Macroinvertebrates were collected in 375 samples from 139 SFTs, using one-minute kick samples and identified to Biological Monitoring Working Party family level. ANOVA and Pair-wise analysis of Lotic-invertebrate Index for Flow Evaluation Velocity Group shows significant differences between 80% of SFT combinations with UP least distinct. Mean relative abundance and taxonomic richness increased from NP, through SM and RP to UW and were positively related to velocity. ANOVA showed significant differences between relative abundance and richness in SFTs, whilst Pair-wise analysis shows that adjacent SFTs, in relation to velocity, were less different than those further away. Thus NP is similar to SM and different to UW. Diversity and Equitability between SFTs were less distinct. Thirteen macroinvertebrate family groups were significantly associated (X2 Test) with particular Surface Flow Types, e.g. Ancylidae with UW; Chironomidae with NP. Biological distinctiveness was not established, although general trends were identified.
One mesohabitat – UP - is rare, being physically related to NP and SM in depth and substrate, and to SM and RP in velocity and embeddedness. It is biologically less distinct than the other four SFTs.
The research shows that the extents of NP, SM, RP and UW mesohabitats in British lowland rivers are capable of being mapped. There are significant trends in their physical distinctiveness which are linked to increasing downstream velocity although is not strong. The macroinvertebrate relationship is weaker, with abundance and richness increasing with velocity.

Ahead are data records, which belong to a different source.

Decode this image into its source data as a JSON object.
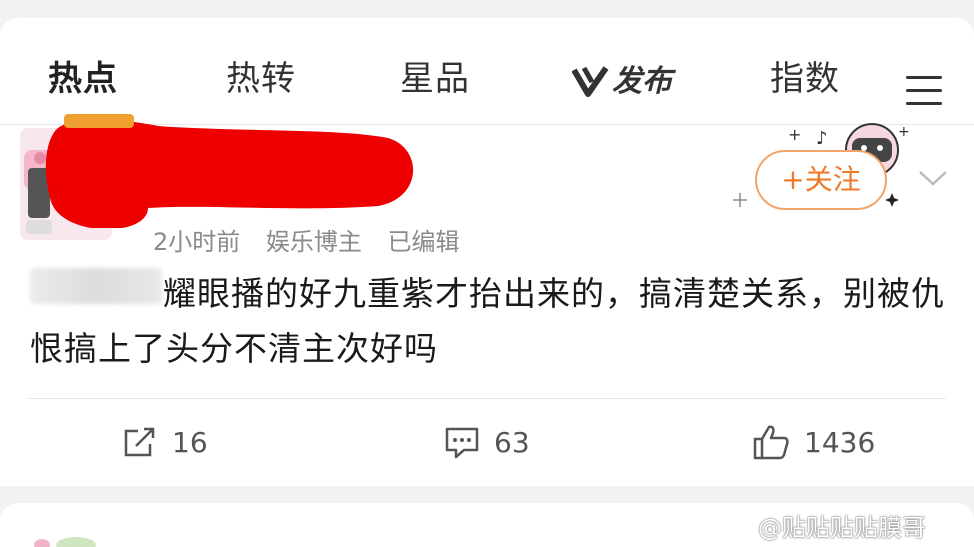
{
  "tabs": [
    {
      "label": "热点",
      "active": true
    },
    {
      "label": "热转",
      "active": false
    },
    {
      "label": "星品",
      "active": false
    },
    {
      "label": "发布",
      "active": false
    },
    {
      "label": "指数",
      "active": false
    }
  ],
  "post": {
    "meta": {
      "time": "2小时前",
      "category": "娱乐博主",
      "edited": "已编辑"
    },
    "follow_label": "+关注",
    "text": "耀眼播的好九重紫才抬出来的，搞清楚关系，别被仇恨搞上了头分不清主次好吗",
    "actions": {
      "repost_count": "16",
      "comment_count": "63",
      "like_count": "1436"
    }
  },
  "watermark": "@贴贴贴贴膜哥",
  "colors": {
    "accent": "#ef7a27",
    "redaction": "#ee0000"
  }
}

|Date of Award||2011|
|Supervisor||Ian Maddock (Supervisor), Melanie A. Bickerton (Supervisor) & Geoff Petts (Supervisor)|